Related Links

  • World Bank CIF
  • Elsevier Ltd is not responsible for the content of external websites.

News

World Bank funds half-million for renewable energy and efficiency in South Africa

Funding to the Clean Technology Fund (CTF) Investment Plan in South Africa will allow the country to move towards its goal of 4% of electricity from renewable energy by 2013.

The US$500 million funding for South Africa will also allow the country to improve energy efficiency by 12% by 2015 and provide one million homes with solar water heating over the next five years.

The CTF investments in renewable energy and energy efficiency will mobilise financing of US$1 billion from bilateral and multilateral funders, as well as the private sector.

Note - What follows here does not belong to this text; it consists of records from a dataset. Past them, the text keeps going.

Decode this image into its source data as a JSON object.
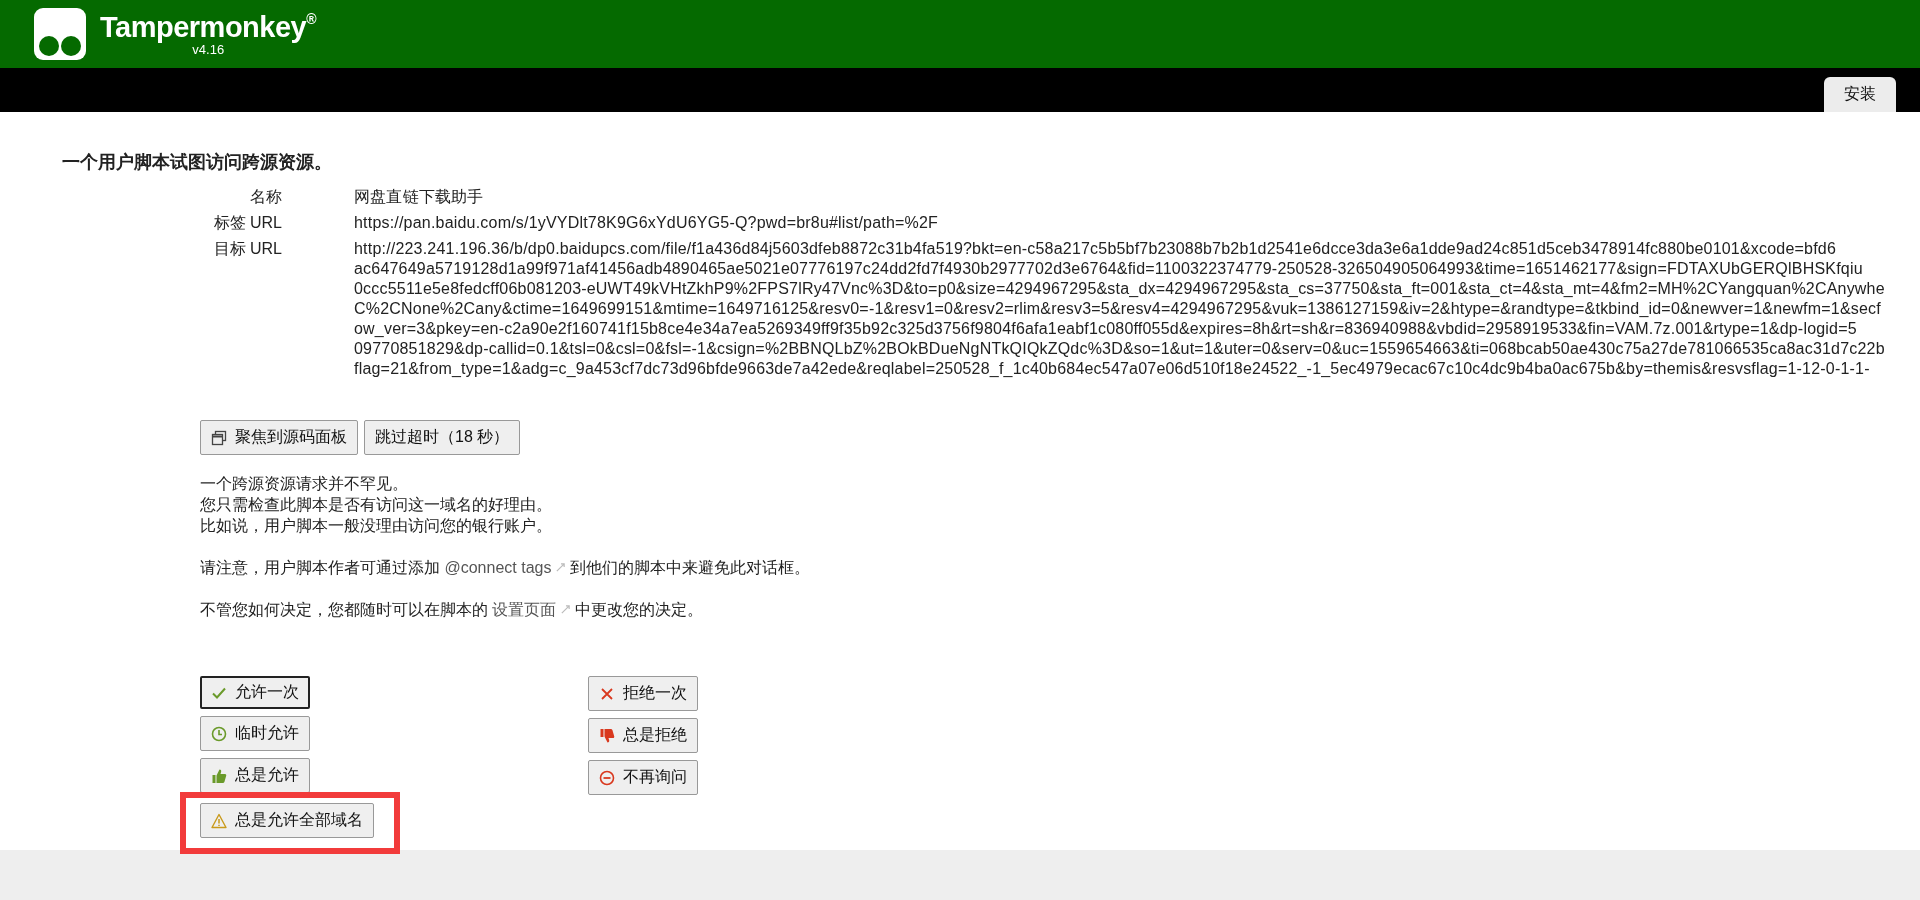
{
  "header": {
    "title": "Tampermonkey",
    "registered_mark": "®",
    "version": "v4.16"
  },
  "tabs": [
    {
      "label": "安装",
      "selected": true
    }
  ],
  "heading": "一个用户脚本试图访问跨源资源。",
  "details": [
    {
      "label": "名称",
      "lines": [
        "网盘直链下载助手"
      ]
    },
    {
      "label": "标签 URL",
      "lines": [
        "https://pan.baidu.com/s/1yVYDlt78K9G6xYdU6YG5-Q?pwd=br8u#list/path=%2F"
      ]
    },
    {
      "label": "目标 URL",
      "lines": [
        "http://223.241.196.36/b/dp0.baidupcs.com/file/f1a436d84j5603dfeb8872c31b4fa519?bkt=en-c58a217c5b5bf7b23088b7b2b1d2541e6dcce3da3e6a1dde9ad24c851d5ceb3478914fc880be0101&xcode=bfd6",
        "ac647649a5719128d1a99f971af41456adb4890465ae5021e07776197c24dd2fd7f4930b2977702d3e6764&fid=1100322374779-250528-326504905064993&time=1651462177&sign=FDTAXUbGERQlBHSKfqiu",
        "0ccc5511e5e8fedcff06b081203-eUWT49kVHtZkhP9%2FPS7lRy47Vnc%3D&to=p0&size=4294967295&sta_dx=4294967295&sta_cs=37750&sta_ft=001&sta_ct=4&sta_mt=4&fm2=MH%2CYangquan%2CAnywhe",
        "C%2CNone%2Cany&ctime=1649699151&mtime=1649716125&resv0=-1&resv1=0&resv2=rlim&resv3=5&resv4=4294967295&vuk=1386127159&iv=2&htype=&randtype=&tkbind_id=0&newver=1&newfm=1&secf",
        "ow_ver=3&pkey=en-c2a90e2f160741f15b8ce4e34a7ea5269349ff9f35b92c325d3756f9804f6afa1eabf1c080ff055d&expires=8h&rt=sh&r=836940988&vbdid=2958919533&fin=VAM.7z.001&rtype=1&dp-logid=5",
        "09770851829&dp-callid=0.1&tsl=0&csl=0&fsl=-1&csign=%2BBNQLbZ%2BOkBDueNgNTkQIQkZQdc%3D&so=1&ut=1&uter=0&serv=0&uc=1559654663&ti=068bcab50ae430c75a27de781066535ca8ac31d7c22b",
        "flag=21&from_type=1&adg=c_9a453cf7dc73d96bfde9663de7a42ede&reqlabel=250528_f_1c40b684ec547a07e06d510f18e24522_-1_5ec4979ecac67c10c4dc9b4ba0ac675b&by=themis&resvsflag=1-12-0-1-1-"
      ]
    }
  ],
  "source_buttons": [
    {
      "label": "聚焦到源码面板",
      "kind": "window"
    },
    {
      "label": "跳过超时（18 秒）",
      "kind": "plain"
    }
  ],
  "info_lines": [
    "一个跨源资源请求并不罕见。",
    "您只需检查此脚本是否有访问这一域名的好理由。",
    "比如说，用户脚本一般没理由访问您的银行账户。"
  ],
  "notes": [
    {
      "before": "请注意，用户脚本作者可通过添加",
      "link": "@connect tags",
      "after": "到他们的脚本中来避免此对话框。"
    },
    {
      "before": "不管您如何决定，您都随时可以在脚本的",
      "link": "设置页面",
      "after": "中更改您的决定。"
    }
  ],
  "actions": {
    "allow": [
      {
        "label": "允许一次",
        "kind": "check",
        "focused": true,
        "highlighted": false
      },
      {
        "label": "临时允许",
        "kind": "clock",
        "focused": false,
        "highlighted": false
      },
      {
        "label": "总是允许",
        "kind": "thumbs-up",
        "focused": false,
        "highlighted": false
      },
      {
        "label": "总是允许全部域名",
        "kind": "warning",
        "focused": false,
        "highlighted": true
      }
    ],
    "deny": [
      {
        "label": "拒绝一次",
        "kind": "cross",
        "focused": false,
        "highlighted": false
      },
      {
        "label": "总是拒绝",
        "kind": "thumbs-down",
        "focused": false,
        "highlighted": false
      },
      {
        "label": "不再询问",
        "kind": "minus-circle",
        "focused": false,
        "highlighted": false
      }
    ]
  }
}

Partners in the CTF Investment Plan include the government of South Africa, African Development Bank, World Bank and International Finance Corporation.

The South African Investment Plan is the fifth plan endorsed by the CTF, which is a multi-donor trust fund created in 2009 as part of the Climate Investment Funds (CIF) to provide scaled-up financing for the demonstration, deployment and transfer of low carbon technologies such as renewable energy with a significant potential for long-term GHG mitigation. CTF resources amount to US$5 bn pledged by Australia, France, Germany, Japan, Spain, Sweden, United Kingdom and the United States.

The priority areas to be funded under the CTF-funded IP are:

  • Conversion of a half-million households from electric to renewable solar water heating over the next five years, by providing support to municipalities and the private sector to deploy solar water heaters. CTF support will accelerate market penetration of solar and development of a domestic solar industry by buying down high installed cost, market development, and demonstrating business models;
  • An Eskom (South African electricity public utility) 100 MW Upington concentrated solar power (CSP) plant, which will be the first commercial scale concentrated solar power plan in sub-Saharan Africa. The IP will include final design and risk mitigation review followed by plant construction and operation, creating the transformational effect of promoting concentrated solar power deployment by proving the technology in operation and establishing cost and performance benchmarks;
  • Eskom’s Western Cape Province Wind Energy Facility (100 MW wind farm) which will be the first utility-scale wind facility. CTF support will “transform the nascent wind sector with a robust pipeline of large-scale wind power projects, along with an increased understanding of the bankability of wind development projects”;
  • Increasing potential energy efficiency investments through expansion of bank lending to commercial and industrial sectors through lines of credit to commercial banks, contingent financing to foster energy service companies, and financial incentives or risk products to market leaders.

“Many of our citizens struggle to get access to the most basic of energy services; this plan allows us to help them move directly into a new era of energy access based on the principle of low-carbon growth and development,” says South Africa’s environment minister Buyelwa Sonjica. “In this way, South African citizens can serve as models of a new way of life based on clean energy.”

South Africa’s Long Term Mitigation Scenarios have prompted a national climate policy based on lowering GHG emissions and, in response to these scenarios, the government has adopted mitigation strategies which focus on energy efficiency and renewable energy alternatives. As a result of these strategies, South Africa’s emissions will peak by 2030 and then decline, and focus will be placed on scaling up grid-connected solar thermal power, utility-scale wind power development, solar water heaters, and demand-side energy efficiency.

Share this article

More services

 

This article is featured in:
Energy efficiency  •  Policy, investment and markets  •  Solar electricity  •  Solar heating and cooling  •  Wind power

 

Comment on this article

You must be registered and logged in to leave a comment about this article.